‘The beer scene round here has been growing like crazy,’ says Matt Trethewey of the Beer Research Institute brewpub in Mesa, Arizona. ‘We opened at the end of November 2014, and a couple more have opened since we’ve been here. For the longest time Arizona was dominated by two microbreweries, Four Peaks and SanTan, but now craft brewing is booming and at the last count there were 65 microbreweries in Arizona. People think Mesa is just a suburb of Phoenix but Mesa is the 3rd largest city in Arizona and yet there was only one brewery for 500,000 people.’
Matt started BRI with his buddy Greg Sorrels. They’re both Mesa boys and were both into home brewing.
‘There are similarities between home brewing and commercial,’ says Matt, ‘but the timing is different, and scaling the recipes isn’t straightforward. The recipes don’t go in a linear fashion. The chemistry all changes. At home we were doing 11 gallons at a time, now we’re doing 155 gallons, and if we make a mistake it all goes down the drain! We’re committed to quality. In a public setting, you have to be consistent. At home if a batch turns out a little different you drink it anyway. Commercially it has to be consistent.’
Matt and Greg built their brewpub the way they wanted it. There are no TVs and not even wifi.
‘We want people to sit and talk,’ Matt says. ‘We want to be part of the glue that brings a community together.’
So what kind of beers do Matt and Greg make? ‘We like strong beers,’ Matt explains. ‘Most of our beer is over 6% and the majority over 7%. Our Lolli is 8.2% but it tastes like 5% so is dangerous! We call it our sucker punch. We haven’t yet used local ingredients like agave or chili, which some people have done, but we might. We do use local peaches for our 9.8% peach seasonal, though.’
A few miles away at Arizona Wilderness Brewing in the neighboring city of Gilbert, they do use local ingredients in their brews, and some unusual ones at that. Their innovative approach certainly hasn’t done them any harm.
‘We opened in September 2013,’ says General Manager Matt McCormick. ‘In 2013 RateBeer voted us the best new brewery in the world, then Esquire voted us the best new brewery in the USA.’
Some of their unique beers are on the flight before me, and like most things they brew are named after Arizona wilderness areas. The Wet Beaver Wit combines beet and coriander, their Blonde Stout has Arizona’s Superstition Coffee in it, while the Guntzer has pine cones smoked over pecan wood.
‘We did a pecan pie beer aged in bourbon barrels,’ Matt says. ‘We’ve used rum and tequila barrels too. We’re also one of the few brewing companies that use White Sonora Wheat, which was on the verge of extinction. Steve Sossaman at Sossaman Farms down the road in Queen Creek helped bring it back.’

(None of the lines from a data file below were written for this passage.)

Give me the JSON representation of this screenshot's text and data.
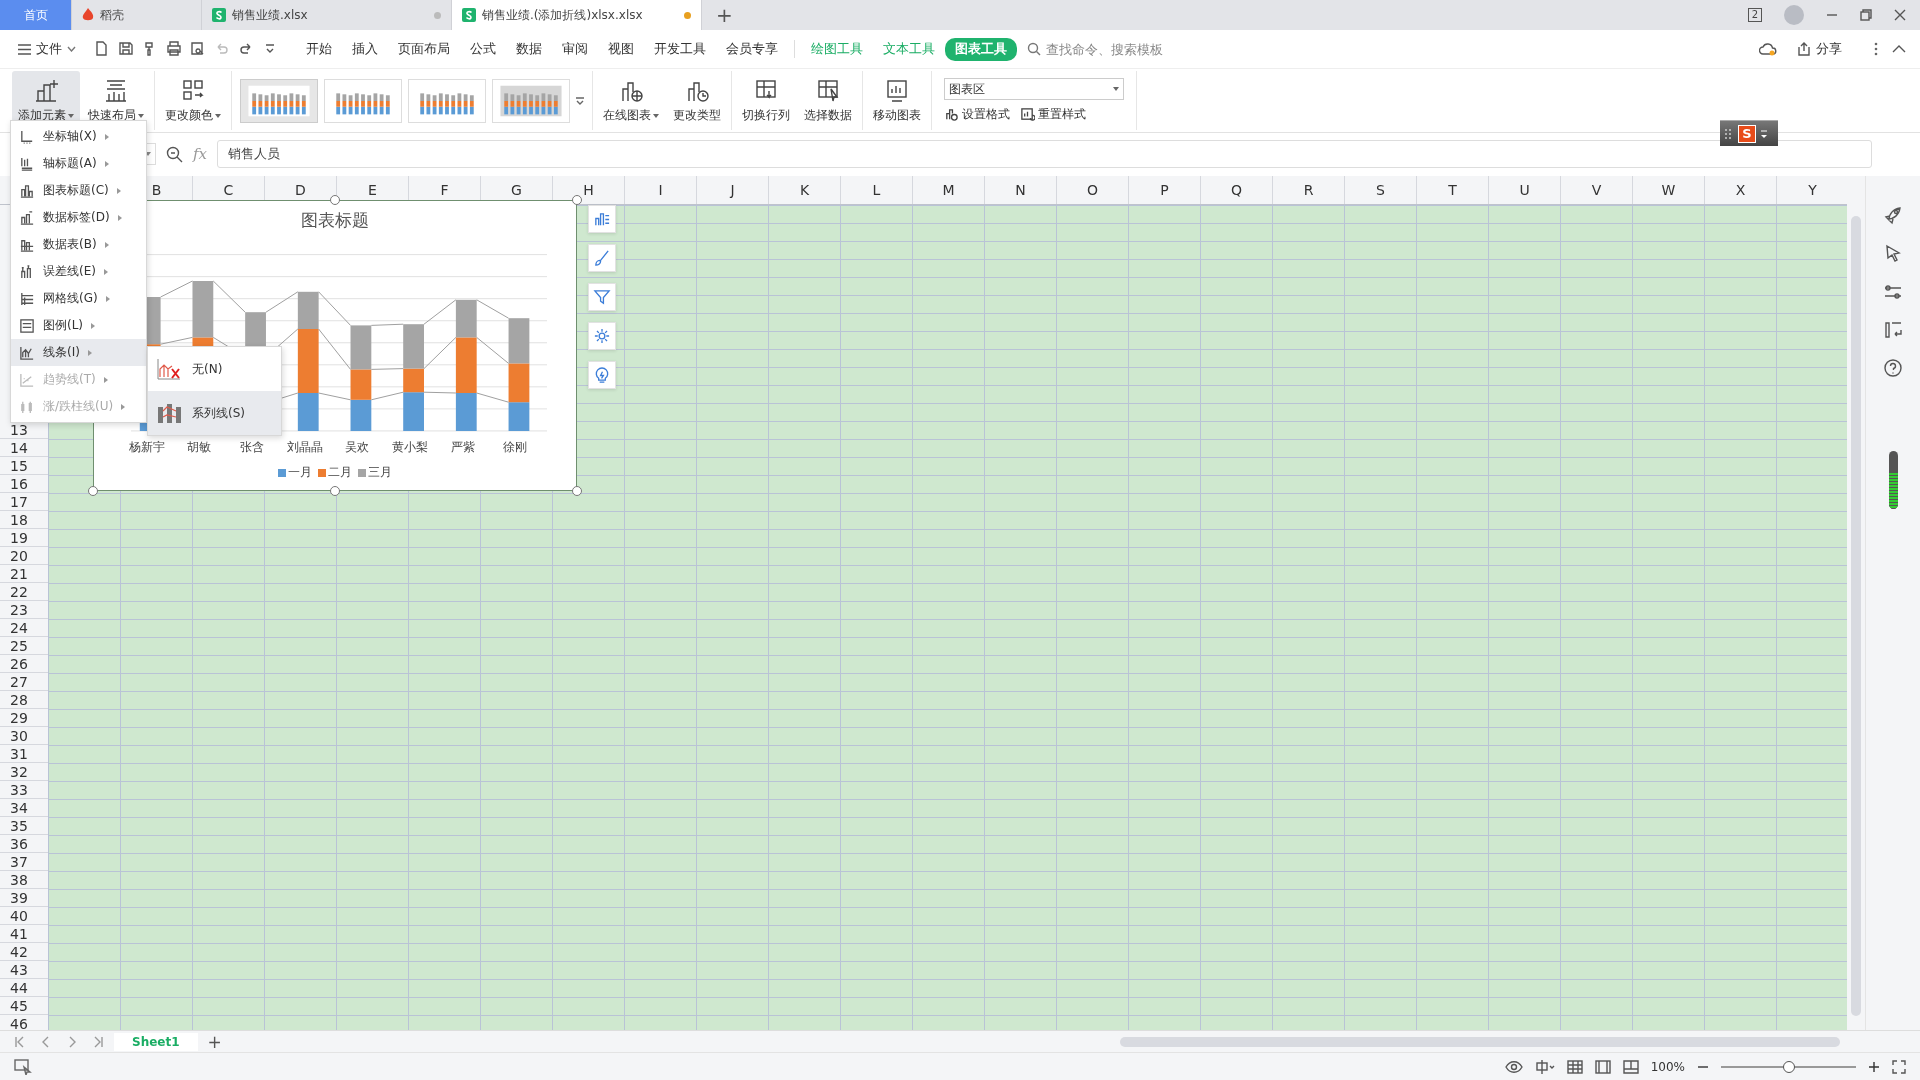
{
  "tabs": [
    {
      "label": "首页",
      "kind": "home",
      "selected": false
    },
    {
      "label": "稻壳",
      "kind": "docer",
      "selected": false
    },
    {
      "label": "销售业绩.xlsx",
      "kind": "sheet",
      "selected": false,
      "modified": false
    },
    {
      "label": "销售业绩.(添加折线)xlsx.xlsx",
      "kind": "sheet",
      "selected": true,
      "modified": true
    }
  ],
  "new_tab_label": "+",
  "window_badge": "2",
  "menu_bar": {
    "file_label": "文件",
    "tabs": [
      {
        "label": "开始",
        "kind": "main",
        "selected": false
      },
      {
        "label": "插入",
        "kind": "main",
        "selected": false
      },
      {
        "label": "页面布局",
        "kind": "main",
        "selected": false
      },
      {
        "label": "公式",
        "kind": "main",
        "selected": false
      },
      {
        "label": "数据",
        "kind": "main",
        "selected": false
      },
      {
        "label": "审阅",
        "kind": "main",
        "selected": false
      },
      {
        "label": "视图",
        "kind": "main",
        "selected": false
      },
      {
        "label": "开发工具",
        "kind": "main",
        "selected": false
      },
      {
        "label": "会员专享",
        "kind": "main",
        "selected": false
      },
      {
        "label": "绘图工具",
        "kind": "context",
        "selected": false
      },
      {
        "label": "文本工具",
        "kind": "context",
        "selected": false
      },
      {
        "label": "图表工具",
        "kind": "context",
        "selected": true
      }
    ],
    "search": {
      "placeholder": "查找命令、搜索模板"
    },
    "share_label": "分享"
  },
  "ribbon": [
    {
      "kind": "buttons",
      "buttons": [
        {
          "label": "添加元素",
          "dropdown": true,
          "selected": true
        },
        {
          "label": "快速布局",
          "dropdown": true,
          "selected": false
        }
      ]
    },
    {
      "kind": "buttons",
      "buttons": [
        {
          "label": "更改颜色",
          "dropdown": true,
          "selected": false
        }
      ]
    },
    {
      "kind": "styles",
      "styles": [
        {
          "selected": true
        },
        {
          "selected": false
        },
        {
          "selected": false
        },
        {
          "selected": false
        }
      ]
    },
    {
      "kind": "buttons",
      "buttons": [
        {
          "label": "在线图表",
          "dropdown": true,
          "selected": false
        },
        {
          "label": "更改类型",
          "dropdown": false,
          "selected": false
        }
      ]
    },
    {
      "kind": "buttons",
      "buttons": [
        {
          "label": "切换行列",
          "dropdown": false,
          "selected": false
        },
        {
          "label": "选择数据",
          "dropdown": false,
          "selected": false
        }
      ]
    },
    {
      "kind": "buttons",
      "buttons": [
        {
          "label": "移动图表",
          "dropdown": false,
          "selected": false
        }
      ]
    },
    {
      "kind": "format",
      "element_select": {
        "value": "图表区"
      },
      "buttons": [
        "设置格式",
        "重置样式"
      ]
    }
  ],
  "formula_bar": {
    "fx_label": "fx",
    "value": "销售人员"
  },
  "columns": [
    "B",
    "C",
    "D",
    "E",
    "F",
    "G",
    "H",
    "I",
    "J",
    "K",
    "L",
    "M",
    "N",
    "O",
    "P",
    "Q",
    "R",
    "S",
    "T",
    "U",
    "V",
    "W",
    "X",
    "Y"
  ],
  "rows": [
    "13",
    "14",
    "15",
    "16",
    "17",
    "18",
    "19",
    "20",
    "21",
    "22",
    "23",
    "24",
    "25",
    "26",
    "27",
    "28",
    "29",
    "30",
    "31",
    "32",
    "33",
    "34",
    "35",
    "36",
    "37",
    "38",
    "39",
    "40",
    "41",
    "42",
    "43",
    "44",
    "45",
    "46"
  ],
  "chart": {
    "title": "图表标题",
    "categories": [
      "杨新宇",
      "胡敏",
      "张含",
      "刘晶晶",
      "吴欢",
      "黄小梨",
      "严紫",
      "徐刚"
    ],
    "legend": [
      {
        "label": "一月",
        "color": "#5b9bd5"
      },
      {
        "label": "二月",
        "color": "#ed7d31"
      },
      {
        "label": "三月",
        "color": "#a5a5a5"
      }
    ]
  },
  "add_element_menu": {
    "items": [
      {
        "label": "坐标轴(X)",
        "disabled": false,
        "selected": false
      },
      {
        "label": "轴标题(A)",
        "disabled": false,
        "selected": false
      },
      {
        "label": "图表标题(C)",
        "disabled": false,
        "selected": false
      },
      {
        "label": "数据标签(D)",
        "disabled": false,
        "selected": false
      },
      {
        "label": "数据表(B)",
        "disabled": false,
        "selected": false
      },
      {
        "label": "误差线(E)",
        "disabled": false,
        "selected": false
      },
      {
        "label": "网格线(G)",
        "disabled": false,
        "selected": false
      },
      {
        "label": "图例(L)",
        "disabled": false,
        "selected": false
      },
      {
        "label": "线条(I)",
        "disabled": false,
        "selected": true
      },
      {
        "label": "趋势线(T)",
        "disabled": true,
        "selected": false
      },
      {
        "label": "涨/跌柱线(U)",
        "disabled": true,
        "selected": false
      }
    ]
  },
  "lines_submenu": {
    "items": [
      {
        "label": "无(N)",
        "selected": false
      },
      {
        "label": "系列线(S)",
        "selected": true
      }
    ]
  },
  "sheet_tabs": [
    {
      "label": "Sheet1",
      "selected": true
    }
  ],
  "add_sheet_label": "+",
  "status_bar": {
    "zoom_label": "100%",
    "zoom_slider": {
      "level": 0.5
    }
  },
  "ime_toolbar": {
    "logo": "S"
  }
}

‘Now that the scene is growing,’ Matt Trethewey says, ‘you’re not only getting variety, you’re getting better quality. There isn’t really rivalry, it’s more cooperation, though when I say there’s no rivalry you still want to be the best! When you see what other guys are doing you have to up your game.’
One way to see what several of the Arizona brewers are doing is to take an Arizona Brewery Tour, another business that’s booming alongside the breweries, as co-founder John Alvarado says.
‘We started about two and a half years ago, and have probably added about 18 breweries to our tours in the last couple of years. We now have three buses. We even have people come on our tours who don’t drink beer!
‘We usually include a pub that brews its own ale to sell on site. We’ll include a larger facility and maybe a nano-brewery too. We like to show a range of places. We’re trying to expand people’s palates. The guys from the Beer Research Institute actually joined one of our tours to see what everyone else was doing.
‘The tour is good because the area around Greater Phoenix is so sprawled out. Cab rides are expensive. There are now over 60 breweries in Arizona, and three more are opening in the next few weeks that I know of. We have a group coming into Phoenix from Vegas just for the beer!’
It’s clear the beer scene in Arizona is booming, especially around the Phoenix area – beets, wheat, coffee, and all.